And committed, Chris is. In the last six years, he has made more than one hundred colorful, deeply layered works that fill his house, garage, and now, galleries. Since 2006, he has had a few gallery shows, was featured in several local publications, and has even made it on television. Drawing on more than 25 years as a communicator, Chris promotes himself using beautifully-crafted promotional books that he makes himself and even has a website devoted to his fine art. He estimates that, at any given moment, he’s got six or more paintings in various stages of completion.
His most recent show, at the Black Rock Center for the Arts in Germantown, was a dual show with established sculptor Marcella Morgese. Her mostly monochromatic steel and mixed-media sculptures were interspersed with Chris’ colorful debris paintings to great effect, made all the more dramatic by the gallery’s high white walls. As someone who dabbles in fine art — but who has yet to put in the serious kind of effort Chris has — it was an inspiring sight. It’s got to be some indication that you’ve become a serious artist when people eat hors d’oeurves while looking at your work.
So what are Chris’ next steps as a fine artist? At some point, will painting become his primary pursuit and graphic design fall by the creative wayside?
Industry’s Revenge - Chris Noel

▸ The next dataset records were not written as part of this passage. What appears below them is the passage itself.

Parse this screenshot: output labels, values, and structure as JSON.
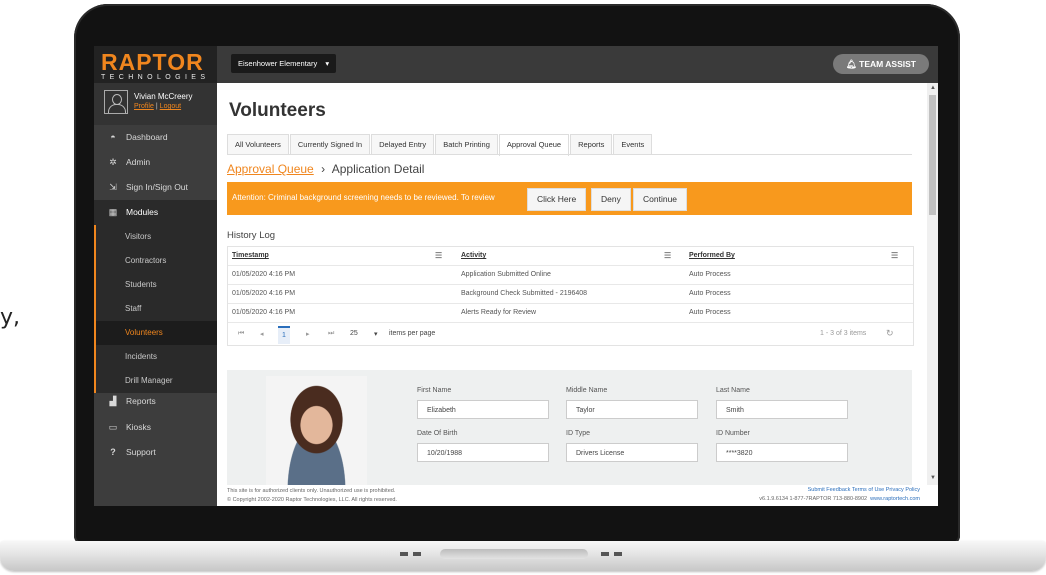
{
  "stray_text": "y,",
  "brand": {
    "logo": "RAPTOR",
    "tagline": "TECHNOLOGIES",
    "accent": "#f0861e"
  },
  "user": {
    "name": "Vivian McCreery",
    "profile": "Profile",
    "logout": "Logout"
  },
  "nav": {
    "dashboard": "Dashboard",
    "admin": "Admin",
    "signinout": "Sign In/Sign Out",
    "modules": "Modules",
    "sub": [
      "Visitors",
      "Contractors",
      "Students",
      "Staff",
      "Volunteers",
      "Incidents",
      "Drill Manager"
    ],
    "reports": "Reports",
    "kiosks": "Kiosks",
    "support": "Support"
  },
  "topbar": {
    "school": "Eisenhower Elementary",
    "team_assist": "TEAM ASSIST"
  },
  "page": {
    "title": "Volunteers"
  },
  "tabs": [
    "All Volunteers",
    "Currently Signed In",
    "Delayed Entry",
    "Batch Printing",
    "Approval Queue",
    "Reports",
    "Events"
  ],
  "breadcrumb": {
    "link": "Approval Queue",
    "current": "Application Detail"
  },
  "alert": {
    "message": "Attention: Criminal background screening needs to be reviewed.  To review",
    "click_here": "Click Here",
    "deny": "Deny",
    "continue": "Continue"
  },
  "history": {
    "title": "History Log",
    "columns": [
      "Timestamp",
      "Activity",
      "Performed By"
    ],
    "rows": [
      [
        "01/05/2020 4:16 PM",
        "Application Submitted Online",
        "Auto Process"
      ],
      [
        "01/05/2020 4:16 PM",
        "Background Check Submitted - 2196408",
        "Auto Process"
      ],
      [
        "01/05/2020 4:16 PM",
        "Alerts Ready for Review",
        "Auto Process"
      ]
    ],
    "pager": {
      "page": "1",
      "per_page": "25",
      "per_page_label": "items per page",
      "summary": "1 - 3 of 3 items"
    }
  },
  "applicant": {
    "labels": {
      "first": "First Name",
      "middle": "Middle Name",
      "last": "Last Name",
      "dob": "Date Of Birth",
      "idtype": "ID Type",
      "idnum": "ID Number"
    },
    "values": {
      "first": "Elizabeth",
      "middle": "Taylor",
      "last": "Smith",
      "dob": "10/20/1988",
      "idtype": "Drivers License",
      "idnum": "****3820"
    }
  },
  "footer": {
    "line1": "This site is for authorized clients only. Unauthorized use is prohibited.",
    "line2": "© Copyright 2002-2020 Raptor Technologies, LLC. All rights reserved.",
    "links": "Submit Feedback   Terms of Use   Privacy Policy",
    "version": "v6.1.9.6134   1-877-7RAPTOR   713-880-8902",
    "website": "www.raptortech.com"
  }
}
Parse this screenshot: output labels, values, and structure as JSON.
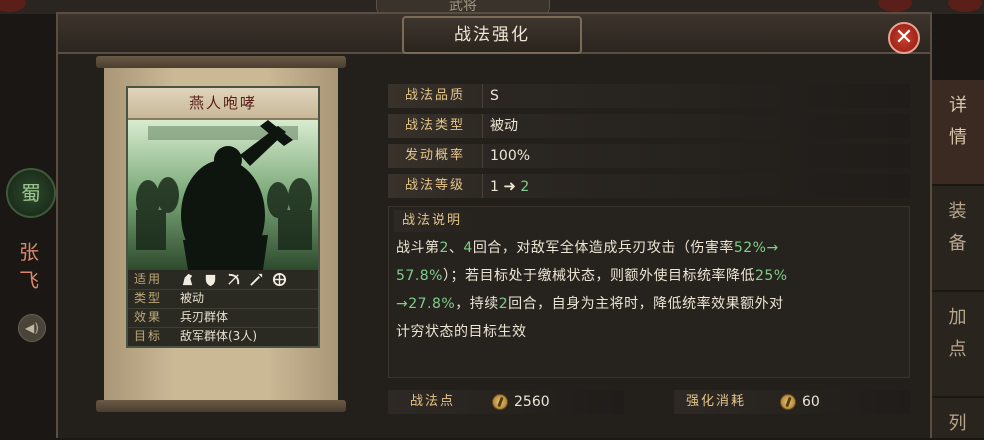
{
  "window": {
    "title": "战法强化",
    "top_tab": "武将",
    "close_symbol": "✕"
  },
  "side_panel": {
    "faction_glyph": "蜀",
    "general_name_chars": [
      "张",
      "飞"
    ],
    "speaker_symbol": "◀)"
  },
  "side_tabs": [
    {
      "chars": [
        "详",
        "情"
      ],
      "active": true
    },
    {
      "chars": [
        "装",
        "备"
      ],
      "active": false
    },
    {
      "chars": [
        "加",
        "点"
      ],
      "active": false
    },
    {
      "chars": [
        "列"
      ],
      "active": false
    }
  ],
  "card": {
    "title": "燕人咆哮",
    "info": {
      "applicable": {
        "label": "适用",
        "icons": [
          "cavalry-icon",
          "shield-icon",
          "bow-icon",
          "spear-icon",
          "siege-icon"
        ]
      },
      "type": {
        "label": "类型",
        "value": "被动"
      },
      "effect": {
        "label": "效果",
        "value": "兵刃群体"
      },
      "target": {
        "label": "目标",
        "value": "敌军群体(3人)"
      }
    }
  },
  "stats": {
    "quality": {
      "label": "战法品质",
      "value": "S"
    },
    "type": {
      "label": "战法类型",
      "value": "被动"
    },
    "trigger_rate": {
      "label": "发动概率",
      "value": "100%"
    },
    "level": {
      "label": "战法等级",
      "from": "1",
      "arrow": "➜",
      "to": "2"
    }
  },
  "description": {
    "title": "战法说明",
    "lines": [
      [
        {
          "t": "战斗第",
          "g": false
        },
        {
          "t": "2",
          "g": true
        },
        {
          "t": "、",
          "g": false
        },
        {
          "t": "4",
          "g": true
        },
        {
          "t": "回合，对敌军全体造成兵刃攻击（伤害率",
          "g": false
        },
        {
          "t": "52%→",
          "g": true
        }
      ],
      [
        {
          "t": "57.8%",
          "g": true
        },
        {
          "t": "）；若目标处于缴械状态，则额外使目标统率降低",
          "g": false
        },
        {
          "t": "25%",
          "g": true
        }
      ],
      [
        {
          "t": "→27.8%",
          "g": true
        },
        {
          "t": "，持续",
          "g": false
        },
        {
          "t": "2",
          "g": true
        },
        {
          "t": "回合，自身为主将时，降低统率效果额外对",
          "g": false
        }
      ],
      [
        {
          "t": "计穷状态的目标生效",
          "g": false
        }
      ]
    ]
  },
  "footer": {
    "tactic_points": {
      "label": "战法点",
      "value": "2560",
      "icon": "tactic-coin-icon"
    },
    "enhance_cost": {
      "label": "强化消耗",
      "value": "60",
      "icon": "tactic-coin-icon"
    }
  },
  "colors": {
    "highlight_green": "#7fcf8a",
    "label_gold": "#e6c68a",
    "close_red": "#c0392b"
  }
}
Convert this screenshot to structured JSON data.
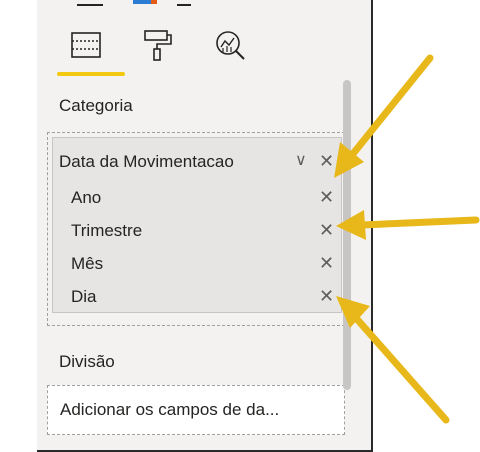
{
  "toolbar": {
    "icons": [
      "fields-icon",
      "format-paint-roller-icon",
      "analytics-magnifier-icon"
    ],
    "active_tab_color": "#f2c811"
  },
  "sections": {
    "category_label": "Categoria",
    "division_label": "Divisão",
    "division_placeholder": "Adicionar os campos de da..."
  },
  "hierarchy": {
    "field": "Data da Movimentacao",
    "levels": [
      "Ano",
      "Trimestre",
      "Mês",
      "Dia"
    ]
  },
  "annotation": {
    "arrow_color": "#e8b81a",
    "arrow_count": 3
  }
}
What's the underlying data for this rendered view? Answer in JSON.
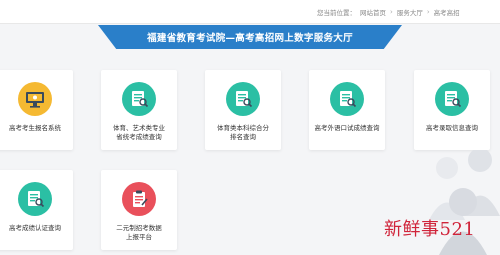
{
  "breadcrumb": {
    "prefix": "您当前位置：",
    "items": [
      "网站首页",
      "服务大厅",
      "高考高招"
    ]
  },
  "banner": {
    "title": "福建省教育考试院—高考高招网上数字服务大厅"
  },
  "cards": [
    {
      "label": "高考考生报名系统",
      "color": "#f5b932"
    },
    {
      "label": "体育、艺术类专业\n省统考成绩查询",
      "color": "#2bbfa4"
    },
    {
      "label": "体育类本科综合分\n排名查询",
      "color": "#2bbfa4"
    },
    {
      "label": "高考外语口试成绩查询",
      "color": "#2bbfa4"
    },
    {
      "label": "高考录取信息查询",
      "color": "#2bbfa4"
    },
    {
      "label": "高考成绩认证查询",
      "color": "#2bbfa4"
    },
    {
      "label": "二元制招考数据\n上报平台",
      "color": "#e9505b"
    }
  ],
  "watermark": {
    "text": "新鲜事521"
  }
}
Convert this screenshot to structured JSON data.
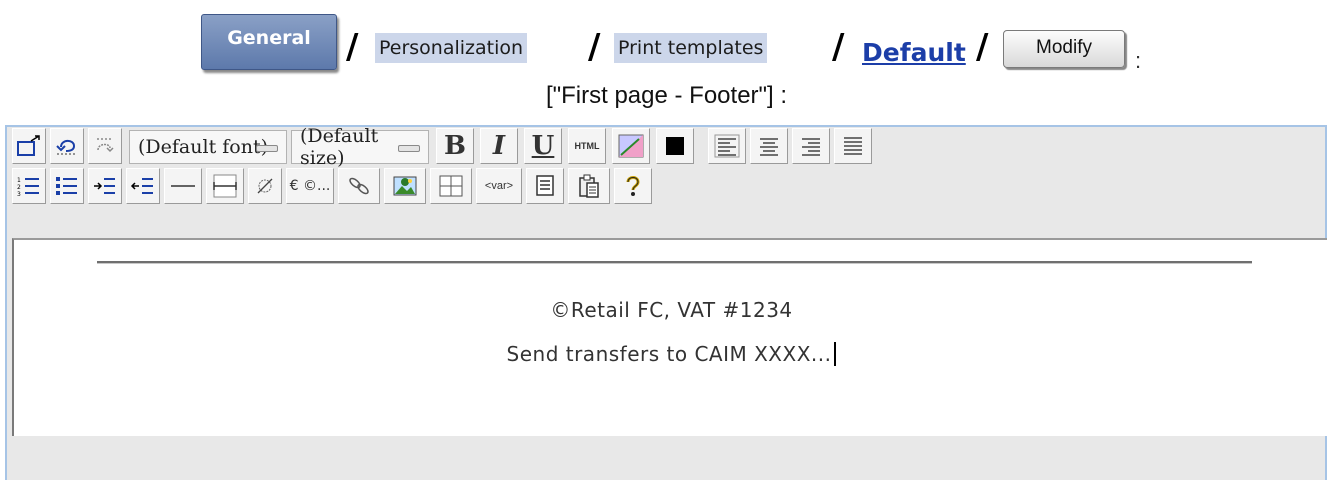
{
  "breadcrumb": {
    "general": "General",
    "separator": "/",
    "personalization": "Personalization",
    "print_templates": "Print templates",
    "current": "Default",
    "modify": "Modify",
    "colon": ":"
  },
  "subtitle": "[\"First page - Footer\"] :",
  "toolbar": {
    "font_select": "(Default font)",
    "size_select": "(Default size)",
    "bold": "B",
    "italic": "I",
    "underline": "U",
    "html": "HTML",
    "special_chars": "€ ©...",
    "var": "<var>"
  },
  "editor": {
    "line1": "©Retail FC, VAT #1234",
    "line2": "Send transfers to CAIM XXXX..."
  },
  "colors": {
    "accent": "#5d79ab",
    "link": "#1c3ea8",
    "crumb_bg": "#ccd6ea",
    "frame_border": "#a6c4e6"
  }
}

“There’s a spark I get from painting that used to be there for me about design and I’m not really sure if I can come up with anything new, design-wise,” he said. “I’m obsessed with it.”
He’s definitely noticed that when his design life is busy his painting is looser and the opposite is true when things are slow, suggesting how important an outlet painting is for him. And though he remains committed to his painting, he has also branched out into beautiful art boxes — or “Sassy Boxes,” as he calls them, which are colorfully textured cousins to his debris paintings.
Recently, Chris has been instrumental in putting together the Art Directors Club’s upcoming fine art show for area creatives. With the same commitment he puts towards his artwork, he has toiled to put on a serious, first-class exhibition. It’s a shame we’ll only get to see a fraction of what he’s done over the last six years, but Chris is too honest — and modest — to try and skirt the rules limiting each artist to ten entries.
“I don’t feel ownership of my work,” he said. “Because it’s cast-off debris, it really belongs to all of us. How can I claim it as my own? And besides, until someone wants a piece to hang on their wall, it’s still garbage.”
Alas, I wish that extended to the cost of buying one of his paintings. Until I can afford one, I’ll have to wait for him to have the “art garage sale” he keeps talking about.
To see more of Chris’ work, go to www.postconsumerrealism.com.
To find out more about the Designer’s Art Exhibition, visit http://designersartexhibition.eventbrite.com.
“To me, this stuff is still graphic design. There’s really no distinction between design and fine art when you remove the client from the mix. I will always be a perpetual student of color, form and composition. Being a designer is a terminal affliction from which one never recovers. I like to think of my current state as being somewhat reformed.”